17th-18th of August 2023
About the Symposium
For the last three decades, we have witnessed how the idea of inclusive education has grown and consolidated worldwide. From a macro-level perspective, a solid and extended scope of scientific research provides material to examine inclusive education from theoretical, political, educational, pedagogical and relational perspectives. These lead us to think that the efforts made since the late 90s have, in fact, prompted social transformations. In the micro-level perspective, however, the experiences that assure the feeling of inclusion, and the materialization of participation in school and in learning processes is still far from being exhausted. We are particularly interested in looking at the social interactions as part of this inclusive experience, raising awareness of the importance of relationships that support agency and participation in learning processes for all students.

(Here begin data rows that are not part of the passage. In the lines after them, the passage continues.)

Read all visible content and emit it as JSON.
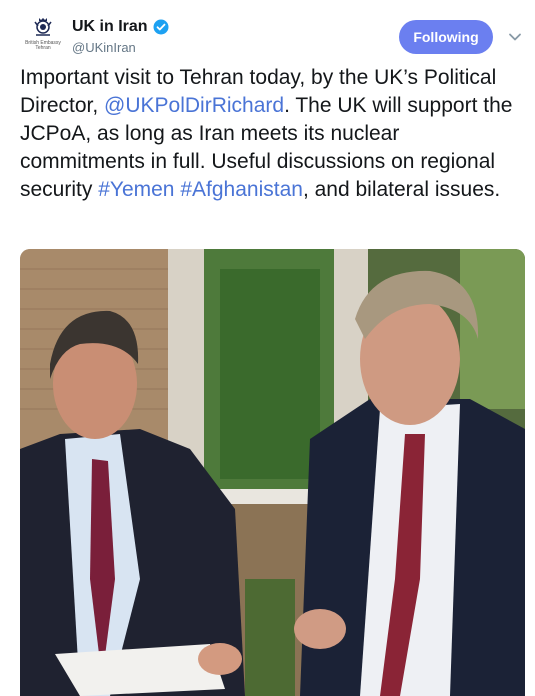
{
  "account": {
    "display_name": "UK in Iran",
    "handle": "@UKinIran",
    "avatar_caption": "British Embassy\nTehran",
    "verified": true
  },
  "follow_button": {
    "label": "Following",
    "color": "#6b7ff0"
  },
  "tweet": {
    "segments": [
      {
        "text": "Important visit to Tehran today, by the UK’s Political Director, ",
        "link": false
      },
      {
        "text": "@UKPolDirRichard",
        "link": true
      },
      {
        "text": ". The UK will support the JCPoA, as long as Iran meets its nuclear commitments in full. Useful discussions on regional security ",
        "link": false
      },
      {
        "text": "#Yemen",
        "link": true
      },
      {
        "text": " ",
        "link": false
      },
      {
        "text": "#Afghanistan",
        "link": true
      },
      {
        "text": ", and bilateral issues.",
        "link": false
      }
    ],
    "link_color": "#4a74d6"
  },
  "media": {
    "icon": "photo-icon"
  },
  "icons": {
    "avatar": "royal-crest-icon",
    "verified": "verified-badge-icon",
    "menu": "chevron-down-icon"
  }
}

The study of social interactions is challenging, especially among children that have significantly different developmental paths. Thus, we believe that such investigations should be carried out within an interdisciplinary and multidimensional perspective, bringing researchers, professionals, parents as well as people with disabilities to think about the research together. This year’s symposium brings focus to adult-child interactions in challenging situations in the school context and offers the opportunity to learn different methodologies that support investigating the potential of these interactions.
Our event is open to the academic and professional community. We encourage students from different fields to enrol.
Juliene Madureira Ferreira – Assistant professor, Faculty of Education and Culture
Child Development and Diverse Needs in Early Years – ECEPP research group
Support team, from the Faculty of Education and Culture:
Harry Quedenfeld – PhD Candidate
Maria Matos da Cunha Lima – Master’s Student
Mariana Campos Gonzalez – Master’s Student
Samin Lee – PhD Candidate
Venla Tammisalo – PhD Candidate